"When isolated allegations of misconduct have been reported, commanders have conducted comprehensive investigations to determine the facts and held individuals accountable when appropriate," Lt. Col. Mark Ballesteros said.
Yesterday's panels included two sessions on "Rules of Engagement," in which soldiers and Marines described in emotional and often graphic terms incidents in which they said unarmed and innocent civilians were killed.
Most of the stories involved Iraq, though some took place in Afghanistan.
Two former soldiers who served with the 1st Armored Division described an attack by an AC-130 "Spectre" gunship on an apartment building in southern Baghdad that they said took place Nov. 13, 2003.
"It was the most destructive thing I've seen, before or since," said Hicks, one of the soldiers.
Adam Kokesh, a student at George Washington University who served with the Marine Corps in Iraq, said Marines were often forced to make snap decisions about whether to fire on civilians.
"During the siege of Fallujah, we changed our rules of engagement more often than we changed our underwear," he said.
On the screen, a photograph showed him posing next to a burned-out car in which an Iraqi man was killed after approaching a Marine checkpoint.

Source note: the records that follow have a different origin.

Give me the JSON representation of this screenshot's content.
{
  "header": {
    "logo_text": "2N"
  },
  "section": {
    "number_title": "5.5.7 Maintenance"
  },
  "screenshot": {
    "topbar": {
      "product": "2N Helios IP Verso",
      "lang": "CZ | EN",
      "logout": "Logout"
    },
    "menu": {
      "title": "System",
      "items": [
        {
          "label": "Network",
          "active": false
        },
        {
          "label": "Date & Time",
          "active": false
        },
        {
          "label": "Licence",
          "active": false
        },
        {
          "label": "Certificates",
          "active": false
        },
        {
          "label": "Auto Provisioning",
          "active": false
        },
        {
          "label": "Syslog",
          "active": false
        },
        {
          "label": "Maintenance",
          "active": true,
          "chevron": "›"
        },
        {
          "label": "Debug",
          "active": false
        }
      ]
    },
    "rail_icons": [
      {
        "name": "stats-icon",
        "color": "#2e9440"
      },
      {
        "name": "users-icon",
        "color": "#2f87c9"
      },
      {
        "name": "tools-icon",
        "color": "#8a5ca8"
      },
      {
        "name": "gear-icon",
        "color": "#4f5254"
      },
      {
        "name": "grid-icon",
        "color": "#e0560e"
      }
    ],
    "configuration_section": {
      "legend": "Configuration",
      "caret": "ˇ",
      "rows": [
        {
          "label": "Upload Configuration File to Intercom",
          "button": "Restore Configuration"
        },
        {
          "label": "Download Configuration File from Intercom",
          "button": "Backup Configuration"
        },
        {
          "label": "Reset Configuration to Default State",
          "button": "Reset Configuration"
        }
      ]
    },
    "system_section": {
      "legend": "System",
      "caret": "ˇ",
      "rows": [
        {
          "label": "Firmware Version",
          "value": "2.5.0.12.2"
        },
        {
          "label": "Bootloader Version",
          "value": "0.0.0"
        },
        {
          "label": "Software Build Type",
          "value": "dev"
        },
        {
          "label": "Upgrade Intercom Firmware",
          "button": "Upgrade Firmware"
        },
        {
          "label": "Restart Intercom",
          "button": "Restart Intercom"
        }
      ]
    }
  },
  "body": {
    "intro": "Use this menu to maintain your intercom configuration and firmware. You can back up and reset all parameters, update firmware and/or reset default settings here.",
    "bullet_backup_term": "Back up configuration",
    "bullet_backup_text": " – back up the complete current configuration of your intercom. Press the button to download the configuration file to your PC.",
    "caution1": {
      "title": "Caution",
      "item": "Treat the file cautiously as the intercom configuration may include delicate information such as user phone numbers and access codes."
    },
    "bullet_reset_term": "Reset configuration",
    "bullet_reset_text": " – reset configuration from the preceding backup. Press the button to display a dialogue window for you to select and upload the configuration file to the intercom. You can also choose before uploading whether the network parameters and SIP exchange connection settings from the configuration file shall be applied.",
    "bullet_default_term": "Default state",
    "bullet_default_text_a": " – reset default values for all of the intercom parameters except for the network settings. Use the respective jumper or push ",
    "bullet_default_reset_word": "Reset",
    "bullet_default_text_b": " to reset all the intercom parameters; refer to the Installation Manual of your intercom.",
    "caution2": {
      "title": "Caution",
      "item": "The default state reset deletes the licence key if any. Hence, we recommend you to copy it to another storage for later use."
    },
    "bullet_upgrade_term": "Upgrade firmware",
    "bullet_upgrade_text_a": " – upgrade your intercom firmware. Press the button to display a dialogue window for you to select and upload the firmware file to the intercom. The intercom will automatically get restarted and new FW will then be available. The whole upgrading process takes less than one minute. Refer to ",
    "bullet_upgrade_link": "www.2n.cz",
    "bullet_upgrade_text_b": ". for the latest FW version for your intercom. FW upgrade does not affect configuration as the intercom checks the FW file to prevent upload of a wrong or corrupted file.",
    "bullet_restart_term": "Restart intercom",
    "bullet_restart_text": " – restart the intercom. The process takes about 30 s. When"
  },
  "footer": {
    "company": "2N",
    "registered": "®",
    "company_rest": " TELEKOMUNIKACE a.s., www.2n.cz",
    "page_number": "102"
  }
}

"At the first Winter Soldier in 1971, one of the testifiers showed a picture like this and said, 'Don't ever let your government to do this to you,' " Kokesh said. "And still the government is doing this."
At a session on shortcomings in veterans' health care, audience members sobbed as Joyce and Kevin Lucey described the suicide of their son, Marine Cpl. Jeffrey Lucey, a death they blamed on his inability to get treatment for post-traumatic stress disorder.
Mental health specialists were on hand to help speakers and audience members, and a workshop was offered on PTSD.
Those who spoke yesterday described the experience as intimidating.
"It was terrifying for me," said Steven Casey, a former 1st Armored Division specialist from Missouri who also described the AC-130 attack. "I knew somebody needed to hear it. All I wanted to do is say what I saw. I'm not accusing anyone of a crime."
The conference can be viewed athttp://www.ivaw.org.
Staff writer Hamil R. Harris contributed to this report.